Aidan White sits on a replacement bench he built in the Pileated Woods to replace one which was damaged by vandals. -Image credit: Lachlan Labere/Salmon Arm Observer

Park bench replaced with pride

Unwilling to stand for the loss of his favourite bench in the Pileated Woods, Aidan White built a replacement.

White lives near and often visits the unique, community-maintained interpretive park/trail system located between Auto and Old Auto roads. He says his favourite spot in the park is a crest along the Owl’s Prowl trail overlooking 7th Street SE and the downtown.

“On that trail, there’s this bench, and I sit on this bench a lot; it’s probably my favourite spot in town,” said White.

But sometime over winter, White’s favourite vantage point was diminished with the destruction of the bench.

“It got broken and it was shoved off to the side and, eventually, I think the city or somebody cleaned it up. But the bench was broken,” said White. “That sucked a lot.”

In the spirit of Pileated Woods, White decided he would build a replacement bench.

“So I never made a bench before or anything,” said White. “I looked up online how to make a bench and I got the wood together, I had it all cut and started screwing the bench together,” said White.

During the building process, White said he remembered Canada Day was coming up. This helped him decide what colours to paint the bench: red and white.

“I figured that it was kind of in the Canadian spirit to go and create something, to fix something, to do it,” said White.

While the bench wasn’t technically difficult to build, the process was a bit of an eye-opener for White, who said he hadn’t done any woodworking projects since Grade 8.

“It’s more complicated than it looks,” said White.“It’s a lot more physical work, because I as thinking it would just be screwing boards together, but painting it and putting it all together out in the sun – I must have lost a couple of pounds.”

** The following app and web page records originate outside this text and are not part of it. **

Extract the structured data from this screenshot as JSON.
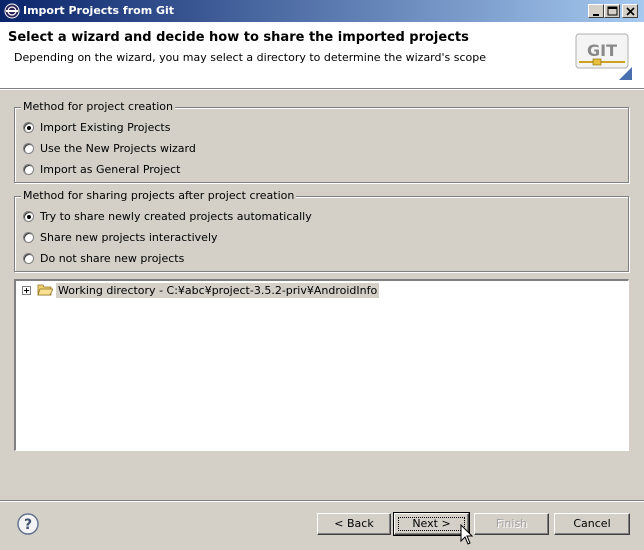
{
  "window": {
    "title": "Import Projects from Git",
    "controls": [
      "minimize",
      "maximize",
      "close"
    ]
  },
  "banner": {
    "title": "Select a wizard and decide how to share the imported projects",
    "description": "Depending on the wizard, you may select a directory to determine the wizard's scope",
    "logo_text": "GIT"
  },
  "creation_group": {
    "legend": "Method for project creation",
    "options": [
      {
        "label": "Import Existing Projects",
        "selected": true
      },
      {
        "label": "Use the New Projects wizard",
        "selected": false
      },
      {
        "label": "Import as General Project",
        "selected": false
      }
    ]
  },
  "sharing_group": {
    "legend": "Method for sharing projects after project creation",
    "options": [
      {
        "label": "Try to share newly created projects automatically",
        "selected": true
      },
      {
        "label": "Share new projects interactively",
        "selected": false
      },
      {
        "label": "Do not share new projects",
        "selected": false
      }
    ]
  },
  "tree": {
    "items": [
      {
        "label": "Working directory - C:¥abc¥project-3.5.2-priv¥AndroidInfo",
        "icon": "folder-open-icon",
        "expanded": false
      }
    ]
  },
  "footer": {
    "back_label": "< Back",
    "next_label": "Next >",
    "finish_label": "Finish",
    "cancel_label": "Cancel"
  }
}
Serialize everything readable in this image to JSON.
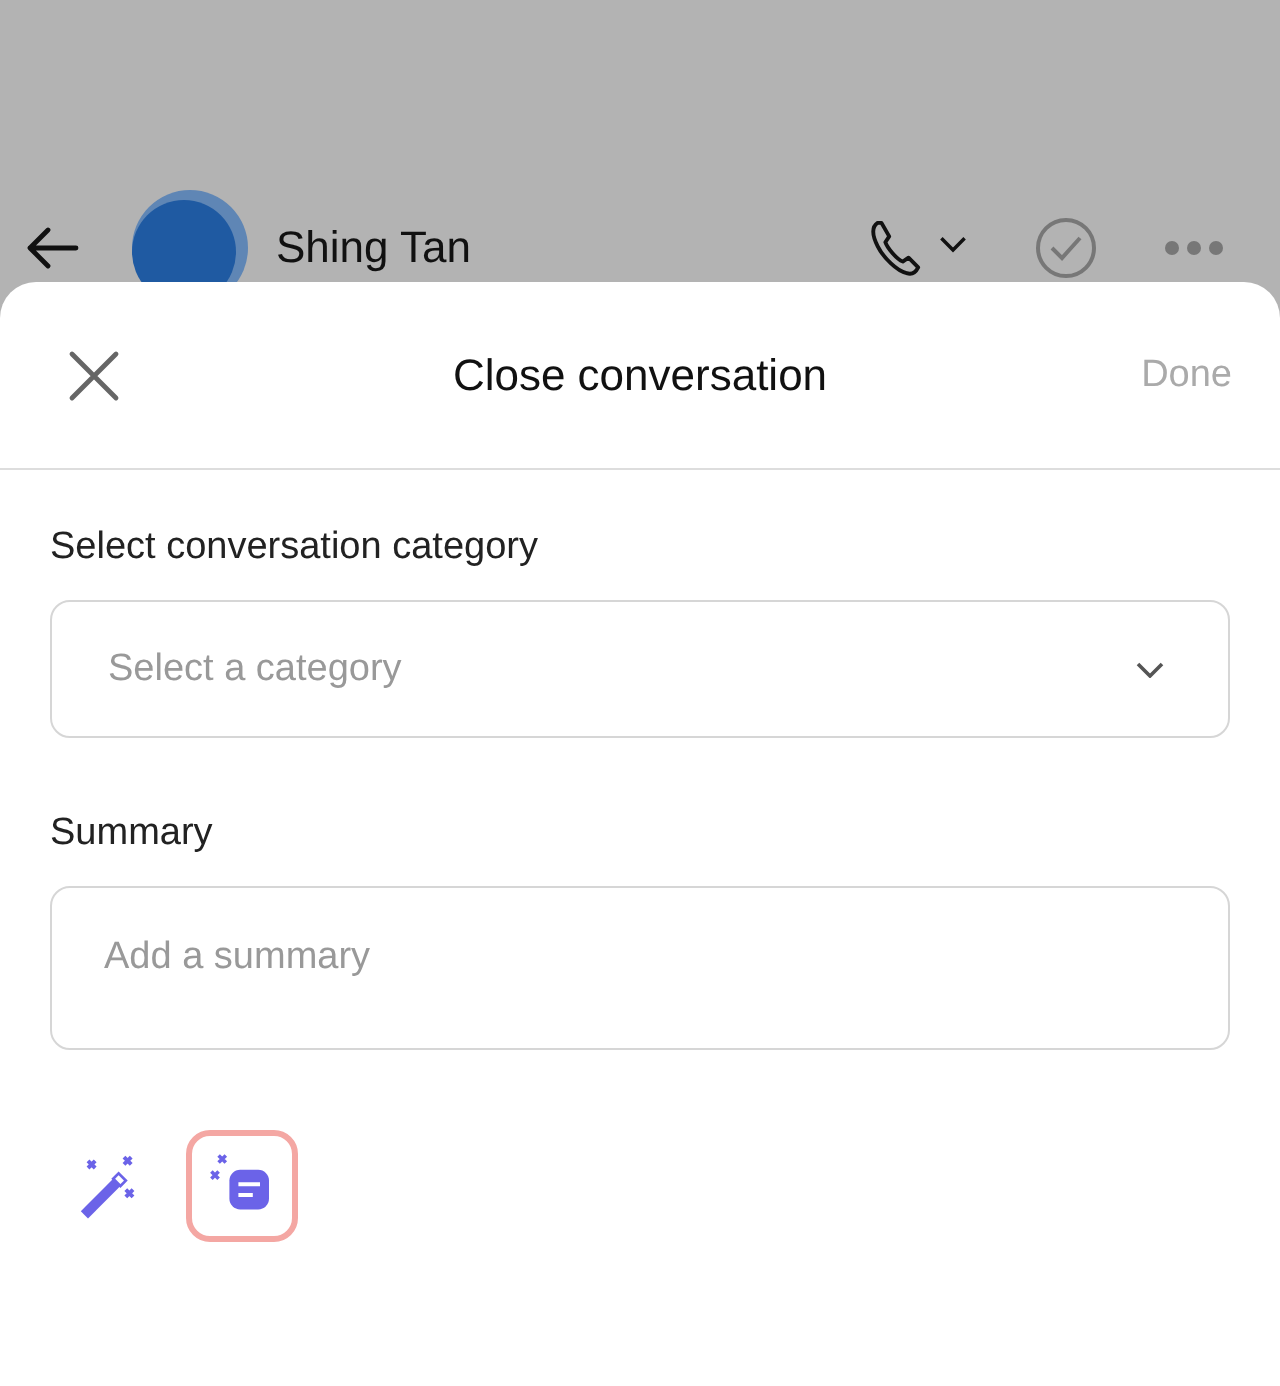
{
  "chat_header": {
    "contact_name": "Shing Tan"
  },
  "sheet": {
    "title": "Close conversation",
    "done_label": "Done",
    "done_disabled": true
  },
  "category": {
    "label": "Select conversation category",
    "placeholder": "Select a category"
  },
  "summary": {
    "label": "Summary",
    "placeholder": "Add a summary"
  },
  "ai_tools": [
    {
      "kind": "wand",
      "selected": false
    },
    {
      "kind": "summarize",
      "selected": true
    }
  ]
}
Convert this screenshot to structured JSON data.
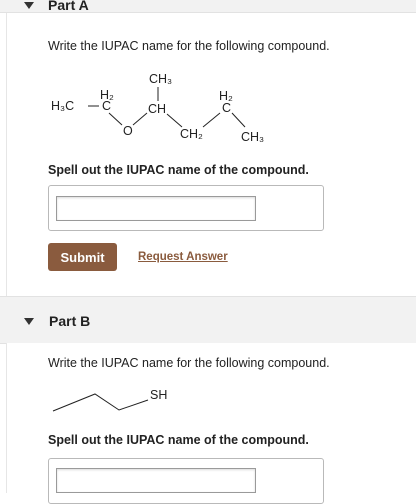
{
  "part_a": {
    "title": "Part A",
    "prompt": "Write the IUPAC name for the following compound.",
    "spell_prompt": "Spell out the IUPAC name of the compound.",
    "input_value": "",
    "submit_label": "Submit",
    "request_label": "Request Answer",
    "structure_labels": {
      "h3c": "H₃C",
      "c_left": "C",
      "h2_left": "H₂",
      "o": "O",
      "ch3_top": "CH₃",
      "ch": "CH",
      "ch2": "CH₂",
      "h2_right": "H₂",
      "c_right": "C",
      "ch3_right": "CH₃"
    }
  },
  "part_b": {
    "title": "Part B",
    "prompt": "Write the IUPAC name for the following compound.",
    "sh_label": "SH",
    "spell_prompt": "Spell out the IUPAC name of the compound.",
    "input_value": ""
  },
  "colors": {
    "submit_bg": "#8a5b3e",
    "link": "#8a5b3e",
    "header_bg": "#f2f2f2"
  }
}
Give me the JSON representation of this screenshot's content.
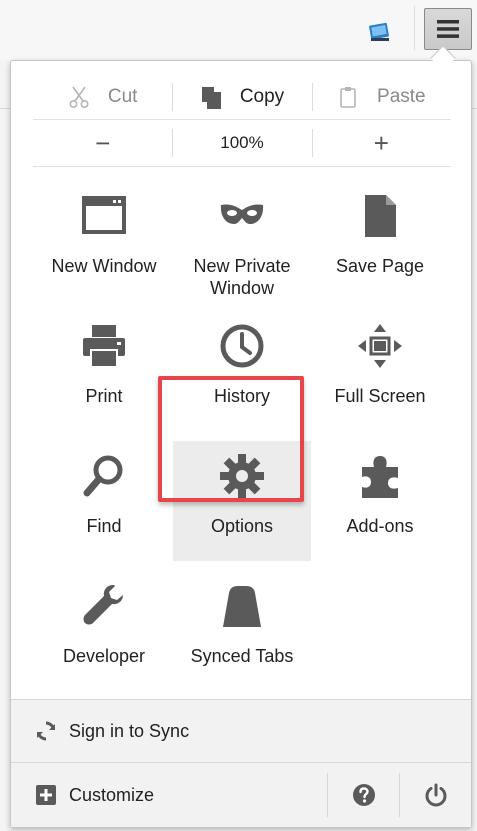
{
  "edit": {
    "cut": "Cut",
    "copy": "Copy",
    "paste": "Paste"
  },
  "zoom": {
    "minus": "−",
    "level": "100%",
    "plus": "+"
  },
  "tiles": {
    "new_window": "New Window",
    "new_private_window_1": "New Private",
    "new_private_window_2": "Window",
    "save_page": "Save Page",
    "print": "Print",
    "history": "History",
    "full_screen": "Full Screen",
    "find": "Find",
    "options": "Options",
    "addons": "Add-ons",
    "developer": "Developer",
    "synced_tabs": "Synced Tabs"
  },
  "footer": {
    "sync": "Sign in to Sync",
    "customize": "Customize"
  },
  "icons": [
    "puzzle-toolbar-icon",
    "hamburger-menu-icon",
    "scissors-icon",
    "copy-icon",
    "clipboard-icon",
    "window-icon",
    "mask-icon",
    "page-icon",
    "printer-icon",
    "clock-icon",
    "fullscreen-arrows-icon",
    "magnifier-icon",
    "gear-icon",
    "puzzle-icon",
    "wrench-icon",
    "synced-tabs-icon",
    "sync-icon",
    "plus-box-icon",
    "help-icon",
    "power-icon"
  ],
  "colors": {
    "icon": "#5a5a5a",
    "highlight_border": "#e8454b",
    "highlight_bg": "#ececec",
    "footer_bg": "#f2f2f2"
  }
}
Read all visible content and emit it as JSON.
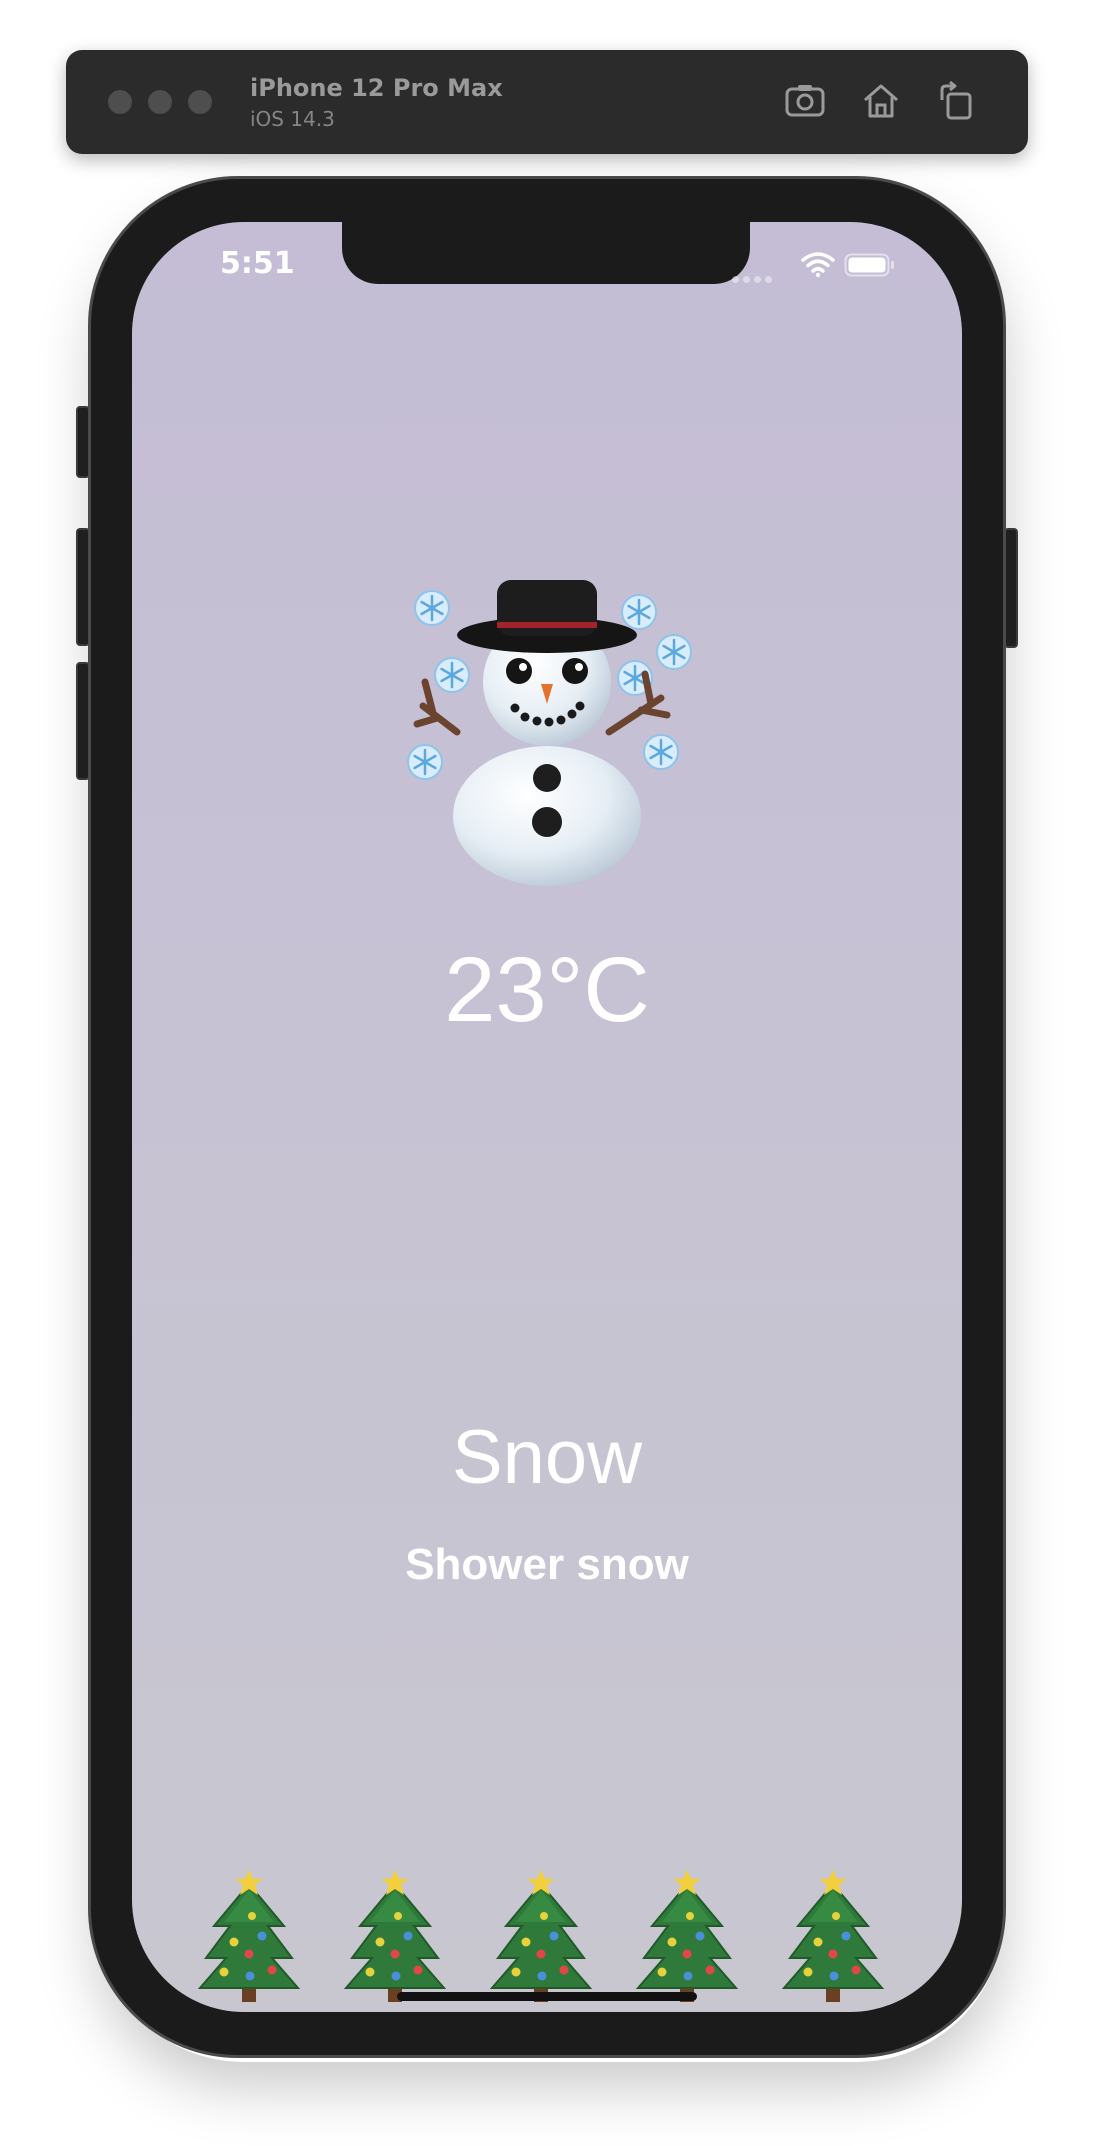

The 2017 SAS grad says he’s maybe interested in pursuing writing, not carpentry, in post secondary. But he’s pleased to see his woodwork project receive positive community response via Facebook.

“My mom put it up on Facebook –a lot of people were talking about it. It’s cool,” said White.